"""
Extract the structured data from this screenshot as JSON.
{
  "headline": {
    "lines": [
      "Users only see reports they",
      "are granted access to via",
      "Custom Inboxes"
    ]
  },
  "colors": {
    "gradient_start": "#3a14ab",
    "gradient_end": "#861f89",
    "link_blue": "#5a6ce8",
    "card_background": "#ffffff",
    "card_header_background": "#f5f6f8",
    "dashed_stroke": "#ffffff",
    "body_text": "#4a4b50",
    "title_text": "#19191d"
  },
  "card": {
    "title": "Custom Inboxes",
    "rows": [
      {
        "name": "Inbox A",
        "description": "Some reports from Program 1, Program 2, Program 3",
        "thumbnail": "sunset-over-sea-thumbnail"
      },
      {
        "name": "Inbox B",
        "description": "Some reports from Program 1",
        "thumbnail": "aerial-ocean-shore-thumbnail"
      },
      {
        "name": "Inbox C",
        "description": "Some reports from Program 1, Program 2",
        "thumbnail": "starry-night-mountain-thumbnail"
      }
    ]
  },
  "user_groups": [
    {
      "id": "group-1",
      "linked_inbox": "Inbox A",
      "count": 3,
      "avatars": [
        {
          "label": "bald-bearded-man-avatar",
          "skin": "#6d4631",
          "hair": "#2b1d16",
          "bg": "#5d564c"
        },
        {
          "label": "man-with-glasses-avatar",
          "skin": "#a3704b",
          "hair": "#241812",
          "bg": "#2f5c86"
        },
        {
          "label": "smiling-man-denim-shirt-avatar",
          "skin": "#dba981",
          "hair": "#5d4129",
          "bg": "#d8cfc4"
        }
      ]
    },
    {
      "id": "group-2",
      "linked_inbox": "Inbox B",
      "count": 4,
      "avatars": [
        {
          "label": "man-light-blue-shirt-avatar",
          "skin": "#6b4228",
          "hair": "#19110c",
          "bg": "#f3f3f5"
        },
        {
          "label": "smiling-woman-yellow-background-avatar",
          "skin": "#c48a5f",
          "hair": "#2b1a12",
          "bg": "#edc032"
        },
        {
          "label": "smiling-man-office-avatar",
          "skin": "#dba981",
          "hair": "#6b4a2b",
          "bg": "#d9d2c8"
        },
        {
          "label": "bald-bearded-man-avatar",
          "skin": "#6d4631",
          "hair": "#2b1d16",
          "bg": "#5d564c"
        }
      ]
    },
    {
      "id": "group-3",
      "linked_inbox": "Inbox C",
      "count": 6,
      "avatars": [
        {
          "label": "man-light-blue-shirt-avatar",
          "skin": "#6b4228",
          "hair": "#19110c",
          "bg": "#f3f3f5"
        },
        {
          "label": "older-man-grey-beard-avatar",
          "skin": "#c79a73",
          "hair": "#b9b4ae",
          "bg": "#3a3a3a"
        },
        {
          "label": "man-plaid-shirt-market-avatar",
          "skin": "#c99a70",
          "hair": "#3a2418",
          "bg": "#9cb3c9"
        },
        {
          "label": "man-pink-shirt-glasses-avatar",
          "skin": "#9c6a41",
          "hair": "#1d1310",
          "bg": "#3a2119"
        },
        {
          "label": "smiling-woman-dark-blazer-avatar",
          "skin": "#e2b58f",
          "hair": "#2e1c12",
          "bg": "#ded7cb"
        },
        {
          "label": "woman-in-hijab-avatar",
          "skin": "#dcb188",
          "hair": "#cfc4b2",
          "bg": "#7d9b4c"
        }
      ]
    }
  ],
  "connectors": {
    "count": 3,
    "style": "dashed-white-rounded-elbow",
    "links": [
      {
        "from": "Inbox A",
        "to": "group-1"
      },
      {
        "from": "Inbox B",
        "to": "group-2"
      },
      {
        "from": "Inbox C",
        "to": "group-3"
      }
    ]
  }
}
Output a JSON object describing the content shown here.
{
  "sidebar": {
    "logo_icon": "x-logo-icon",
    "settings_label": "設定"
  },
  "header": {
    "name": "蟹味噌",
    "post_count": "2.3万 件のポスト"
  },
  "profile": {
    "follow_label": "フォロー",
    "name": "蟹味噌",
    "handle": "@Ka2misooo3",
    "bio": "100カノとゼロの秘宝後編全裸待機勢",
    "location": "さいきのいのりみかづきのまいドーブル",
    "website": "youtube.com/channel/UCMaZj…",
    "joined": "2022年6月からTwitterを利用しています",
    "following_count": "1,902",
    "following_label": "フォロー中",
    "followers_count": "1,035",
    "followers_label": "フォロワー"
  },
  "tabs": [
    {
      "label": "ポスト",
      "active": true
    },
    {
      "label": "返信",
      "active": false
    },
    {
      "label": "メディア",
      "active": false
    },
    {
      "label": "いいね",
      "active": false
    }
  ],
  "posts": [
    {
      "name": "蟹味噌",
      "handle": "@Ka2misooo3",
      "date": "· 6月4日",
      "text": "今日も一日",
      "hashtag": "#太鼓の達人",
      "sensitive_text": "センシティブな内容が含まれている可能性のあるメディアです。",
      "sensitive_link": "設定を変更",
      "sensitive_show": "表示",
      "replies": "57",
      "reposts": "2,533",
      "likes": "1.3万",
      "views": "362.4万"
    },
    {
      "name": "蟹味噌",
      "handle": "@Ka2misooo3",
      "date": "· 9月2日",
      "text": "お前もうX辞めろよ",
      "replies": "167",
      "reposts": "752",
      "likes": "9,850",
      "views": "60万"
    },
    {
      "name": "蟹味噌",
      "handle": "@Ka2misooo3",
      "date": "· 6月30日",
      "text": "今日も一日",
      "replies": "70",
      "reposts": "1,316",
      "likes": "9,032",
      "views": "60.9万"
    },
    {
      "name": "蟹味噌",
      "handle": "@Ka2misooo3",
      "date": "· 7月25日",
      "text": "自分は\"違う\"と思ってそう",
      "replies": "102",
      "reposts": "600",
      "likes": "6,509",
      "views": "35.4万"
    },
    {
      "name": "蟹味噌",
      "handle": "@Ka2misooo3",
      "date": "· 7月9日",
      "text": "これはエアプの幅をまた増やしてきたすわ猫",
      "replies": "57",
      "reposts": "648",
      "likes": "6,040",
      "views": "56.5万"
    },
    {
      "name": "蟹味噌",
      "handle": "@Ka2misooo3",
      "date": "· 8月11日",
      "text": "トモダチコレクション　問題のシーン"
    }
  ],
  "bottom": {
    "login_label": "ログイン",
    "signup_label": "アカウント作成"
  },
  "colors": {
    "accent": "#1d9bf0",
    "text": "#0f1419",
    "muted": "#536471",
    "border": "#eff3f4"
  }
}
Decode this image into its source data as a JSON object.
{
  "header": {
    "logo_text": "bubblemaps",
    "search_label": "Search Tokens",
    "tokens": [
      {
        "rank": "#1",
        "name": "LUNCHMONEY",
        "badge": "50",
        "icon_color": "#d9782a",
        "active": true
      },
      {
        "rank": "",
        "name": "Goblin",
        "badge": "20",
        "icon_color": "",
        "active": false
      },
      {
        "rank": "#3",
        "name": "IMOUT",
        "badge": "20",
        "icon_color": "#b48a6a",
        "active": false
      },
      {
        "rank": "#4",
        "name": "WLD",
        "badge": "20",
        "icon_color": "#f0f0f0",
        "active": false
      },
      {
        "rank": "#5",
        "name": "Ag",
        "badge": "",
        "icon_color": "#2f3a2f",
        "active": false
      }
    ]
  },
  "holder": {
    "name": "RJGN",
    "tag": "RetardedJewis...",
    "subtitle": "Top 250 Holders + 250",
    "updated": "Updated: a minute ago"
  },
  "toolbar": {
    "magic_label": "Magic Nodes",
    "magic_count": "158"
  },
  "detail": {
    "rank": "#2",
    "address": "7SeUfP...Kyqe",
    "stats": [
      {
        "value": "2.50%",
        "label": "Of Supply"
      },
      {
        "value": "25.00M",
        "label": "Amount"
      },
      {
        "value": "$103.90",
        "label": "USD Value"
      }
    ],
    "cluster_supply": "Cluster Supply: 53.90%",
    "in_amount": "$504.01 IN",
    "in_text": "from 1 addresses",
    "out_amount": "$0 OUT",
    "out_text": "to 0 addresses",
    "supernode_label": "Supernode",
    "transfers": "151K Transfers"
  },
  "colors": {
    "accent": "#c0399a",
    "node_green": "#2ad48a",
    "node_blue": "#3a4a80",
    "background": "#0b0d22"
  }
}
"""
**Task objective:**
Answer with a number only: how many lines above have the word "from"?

**Task output:**
8